Pry Don from his typewriter, and he could still tell a joke or make a biting quip with truth in or near the punchline — he was, if anything, funnier in person than in column, and in column he was bitingly and often howlingly funny. He also had a knowing sense of humor about himself, and saw the jokes from other riders as what they were: appreciation for the printed bites he took at the stupidity and absurdity lurking in the hallways of the governing, and quasi-governing, among us, as well as affection for Don the person, who had no logical reason to be on a bike ride across Iowa, yet did it for a decade before wising up.
His humorous, honest writing said what seriously needed to be said. He was threatened and castigated regularly in letters to the editor as often as he was praised, so, clearly, his decidedly liberal and often contrarian views must have struck some high-strung nerves.
I have two of his three books on my shelf. I’ve pulled them out — it’s a good time to read them again, like pulling out frozen spaghetti from the freezer and having it taste better than when you cooked it. Perceptive wit and humor are like that — the best marinate over time and taste great long after the making. I expect to be grinning and laughing soon, with a few tears likely as well. I’m surprised he didn’t call his column “Over the Pasta.”
I’ll miss you, Don, but your words will definitely be sticking around for a long time, long after heartburn from eating frozen spaghetti. No sagging, no flats.
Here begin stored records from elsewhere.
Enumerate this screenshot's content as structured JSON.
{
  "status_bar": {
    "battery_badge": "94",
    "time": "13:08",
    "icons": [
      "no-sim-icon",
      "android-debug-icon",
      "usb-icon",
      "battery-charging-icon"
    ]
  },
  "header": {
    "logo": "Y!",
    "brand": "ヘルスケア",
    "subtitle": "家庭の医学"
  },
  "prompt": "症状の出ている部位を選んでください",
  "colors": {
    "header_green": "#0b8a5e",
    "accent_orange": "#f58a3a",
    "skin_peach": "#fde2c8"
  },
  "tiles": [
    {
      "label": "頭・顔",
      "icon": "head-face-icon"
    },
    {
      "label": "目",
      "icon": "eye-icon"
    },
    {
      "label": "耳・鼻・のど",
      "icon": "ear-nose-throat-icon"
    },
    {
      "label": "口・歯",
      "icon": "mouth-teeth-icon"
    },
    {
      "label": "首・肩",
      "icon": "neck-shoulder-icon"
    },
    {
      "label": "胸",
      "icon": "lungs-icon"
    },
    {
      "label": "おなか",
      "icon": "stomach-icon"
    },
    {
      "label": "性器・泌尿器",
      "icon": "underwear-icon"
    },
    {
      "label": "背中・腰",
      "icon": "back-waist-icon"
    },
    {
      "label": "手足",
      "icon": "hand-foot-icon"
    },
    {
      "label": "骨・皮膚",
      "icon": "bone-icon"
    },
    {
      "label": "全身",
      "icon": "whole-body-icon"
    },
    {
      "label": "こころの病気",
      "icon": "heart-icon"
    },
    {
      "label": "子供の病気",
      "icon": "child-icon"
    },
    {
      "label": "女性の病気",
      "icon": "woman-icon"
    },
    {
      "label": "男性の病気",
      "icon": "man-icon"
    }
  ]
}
Gregory Kovaciny periodically writes in Iowa City, and has published nearly too many photos and stories on cycling, personal computing and other topics in publications small and not so small. He rode 24 consecutive RAGBRAIs (you’d know that already if you actually read the piece), and is toying with the idea of a column titled “Out of My Head™”, which would give him lots of linguistic leeway to rant, rail and revel on the hazards of aging in a time of concrete absurdity, and get him to the point of having been published too much. He’s been writing for a long time, even though he’s old enough to know better. This article was originally published in Little Village issue 247.